■ WHAT IS BEING ASKED
Type out every entry again, character for character.

■ DATA SECTION
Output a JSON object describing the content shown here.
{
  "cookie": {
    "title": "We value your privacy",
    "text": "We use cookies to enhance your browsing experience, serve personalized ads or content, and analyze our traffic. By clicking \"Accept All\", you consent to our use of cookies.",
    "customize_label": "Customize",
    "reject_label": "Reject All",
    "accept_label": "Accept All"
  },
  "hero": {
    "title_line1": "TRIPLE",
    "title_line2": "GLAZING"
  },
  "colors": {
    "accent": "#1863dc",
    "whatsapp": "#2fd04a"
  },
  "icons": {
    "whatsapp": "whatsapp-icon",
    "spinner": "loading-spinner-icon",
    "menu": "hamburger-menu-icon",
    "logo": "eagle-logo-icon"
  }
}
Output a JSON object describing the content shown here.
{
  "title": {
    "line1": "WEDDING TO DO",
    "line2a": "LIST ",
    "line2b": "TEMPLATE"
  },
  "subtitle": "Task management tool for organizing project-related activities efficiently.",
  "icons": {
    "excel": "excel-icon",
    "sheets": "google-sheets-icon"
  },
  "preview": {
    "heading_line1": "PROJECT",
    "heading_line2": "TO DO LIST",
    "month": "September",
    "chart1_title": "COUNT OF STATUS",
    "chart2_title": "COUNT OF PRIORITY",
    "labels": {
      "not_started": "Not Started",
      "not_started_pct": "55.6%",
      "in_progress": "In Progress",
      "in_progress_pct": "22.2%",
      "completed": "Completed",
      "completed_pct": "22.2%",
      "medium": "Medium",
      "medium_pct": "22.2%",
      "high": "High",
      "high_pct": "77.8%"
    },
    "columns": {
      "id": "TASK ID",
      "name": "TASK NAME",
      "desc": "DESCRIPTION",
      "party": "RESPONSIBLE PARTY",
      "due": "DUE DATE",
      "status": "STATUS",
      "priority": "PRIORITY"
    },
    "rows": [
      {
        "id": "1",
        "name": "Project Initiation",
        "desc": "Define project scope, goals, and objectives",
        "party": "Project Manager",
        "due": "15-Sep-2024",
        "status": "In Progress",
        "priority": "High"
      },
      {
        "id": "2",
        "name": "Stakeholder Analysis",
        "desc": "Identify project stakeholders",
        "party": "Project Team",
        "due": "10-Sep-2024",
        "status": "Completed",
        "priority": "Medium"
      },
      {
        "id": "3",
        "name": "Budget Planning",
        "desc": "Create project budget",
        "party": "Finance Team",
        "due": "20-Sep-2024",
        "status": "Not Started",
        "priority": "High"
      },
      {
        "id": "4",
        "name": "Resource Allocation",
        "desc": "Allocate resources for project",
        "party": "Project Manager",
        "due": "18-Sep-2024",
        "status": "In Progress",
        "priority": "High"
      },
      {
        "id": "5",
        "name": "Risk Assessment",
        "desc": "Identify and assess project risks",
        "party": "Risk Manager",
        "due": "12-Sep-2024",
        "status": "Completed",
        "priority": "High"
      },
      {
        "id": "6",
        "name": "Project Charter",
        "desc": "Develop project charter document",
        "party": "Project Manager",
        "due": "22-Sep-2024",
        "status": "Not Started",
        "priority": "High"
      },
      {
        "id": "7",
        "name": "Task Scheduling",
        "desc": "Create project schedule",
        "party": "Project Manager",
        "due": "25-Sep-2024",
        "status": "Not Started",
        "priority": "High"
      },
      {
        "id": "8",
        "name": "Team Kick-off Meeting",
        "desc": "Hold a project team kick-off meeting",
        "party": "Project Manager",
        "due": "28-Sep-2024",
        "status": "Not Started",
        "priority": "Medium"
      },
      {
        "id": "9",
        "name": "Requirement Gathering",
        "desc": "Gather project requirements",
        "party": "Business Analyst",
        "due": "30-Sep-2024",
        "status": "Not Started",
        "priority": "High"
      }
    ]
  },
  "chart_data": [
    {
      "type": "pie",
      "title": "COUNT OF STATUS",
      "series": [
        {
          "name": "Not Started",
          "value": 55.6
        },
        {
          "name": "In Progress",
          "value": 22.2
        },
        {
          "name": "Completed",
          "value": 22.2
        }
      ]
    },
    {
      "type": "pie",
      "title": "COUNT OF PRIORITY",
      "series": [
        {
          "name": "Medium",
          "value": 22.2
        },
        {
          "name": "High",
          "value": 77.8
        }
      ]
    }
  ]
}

■ ANSWER AREA
Output a JSON object describing the content shown here.
{
  "cookie": {
    "title": "We value your privacy",
    "text": "We use cookies to enhance your browsing experience, serve personalized ads or content, and analyze our traffic. By clicking \"Accept All\", you consent to our use of cookies.",
    "customize_label": "Customize",
    "reject_label": "Reject All",
    "accept_label": "Accept All"
  },
  "hero": {
    "title_line1": "TRIPLE",
    "title_line2": "GLAZING"
  },
  "colors": {
    "accent": "#1863dc",
    "whatsapp": "#2fd04a"
  },
  "icons": {
    "whatsapp": "whatsapp-icon",
    "spinner": "loading-spinner-icon",
    "menu": "hamburger-menu-icon",
    "logo": "eagle-logo-icon"
  }
}
Output a JSON object describing the content shown here.
{
  "title": {
    "line1": "WEDDING TO DO",
    "line2a": "LIST ",
    "line2b": "TEMPLATE"
  },
  "subtitle": "Task management tool for organizing project-related activities efficiently.",
  "icons": {
    "excel": "excel-icon",
    "sheets": "google-sheets-icon"
  },
  "preview": {
    "heading_line1": "PROJECT",
    "heading_line2": "TO DO LIST",
    "month": "September",
    "chart1_title": "COUNT OF STATUS",
    "chart2_title": "COUNT OF PRIORITY",
    "labels": {
      "not_started": "Not Started",
      "not_started_pct": "55.6%",
      "in_progress": "In Progress",
      "in_progress_pct": "22.2%",
      "completed": "Completed",
      "completed_pct": "22.2%",
      "medium": "Medium",
      "medium_pct": "22.2%",
      "high": "High",
      "high_pct": "77.8%"
    },
    "columns": {
      "id": "TASK ID",
      "name": "TASK NAME",
      "desc": "DESCRIPTION",
      "party": "RESPONSIBLE PARTY",
      "due": "DUE DATE",
      "status": "STATUS",
      "priority": "PRIORITY"
    },
    "rows": [
      {
        "id": "1",
        "name": "Project Initiation",
        "desc": "Define project scope, goals, and objectives",
        "party": "Project Manager",
        "due": "15-Sep-2024",
        "status": "In Progress",
        "priority": "High"
      },
      {
        "id": "2",
        "name": "Stakeholder Analysis",
        "desc": "Identify project stakeholders",
        "party": "Project Team",
        "due": "10-Sep-2024",
        "status": "Completed",
        "priority": "Medium"
      },
      {
        "id": "3",
        "name": "Budget Planning",
        "desc": "Create project budget",
        "party": "Finance Team",
        "due": "20-Sep-2024",
        "status": "Not Started",
        "priority": "High"
      },
      {
        "id": "4",
        "name": "Resource Allocation",
        "desc": "Allocate resources for project",
        "party": "Project Manager",
        "due": "18-Sep-2024",
        "status": "In Progress",
        "priority": "High"
      },
      {
        "id": "5",
        "name": "Risk Assessment",
        "desc": "Identify and assess project risks",
        "party": "Risk Manager",
        "due": "12-Sep-2024",
        "status": "Completed",
        "priority": "High"
      },
      {
        "id": "6",
        "name": "Project Charter",
        "desc": "Develop project charter document",
        "party": "Project Manager",
        "due": "22-Sep-2024",
        "status": "Not Started",
        "priority": "High"
      },
      {
        "id": "7",
        "name": "Task Scheduling",
        "desc": "Create project schedule",
        "party": "Project Manager",
        "due": "25-Sep-2024",
        "status": "Not Started",
        "priority": "High"
      },
      {
        "id": "8",
        "name": "Team Kick-off Meeting",
        "desc": "Hold a project team kick-off meeting",
        "party": "Project Manager",
        "due": "28-Sep-2024",
        "status": "Not Started",
        "priority": "Medium"
      },
      {
        "id": "9",
        "name": "Requirement Gathering",
        "desc": "Gather project requirements",
        "party": "Business Analyst",
        "due": "30-Sep-2024",
        "status": "Not Started",
        "priority": "High"
      }
    ]
  },
  "chart_data": [
    {
      "type": "pie",
      "title": "COUNT OF STATUS",
      "series": [
        {
          "name": "Not Started",
          "value": 55.6
        },
        {
          "name": "In Progress",
          "value": 22.2
        },
        {
          "name": "Completed",
          "value": 22.2
        }
      ]
    },
    {
      "type": "pie",
      "title": "COUNT OF PRIORITY",
      "series": [
        {
          "name": "Medium",
          "value": 22.2
        },
        {
          "name": "High",
          "value": 77.8
        }
      ]
    }
  ]
}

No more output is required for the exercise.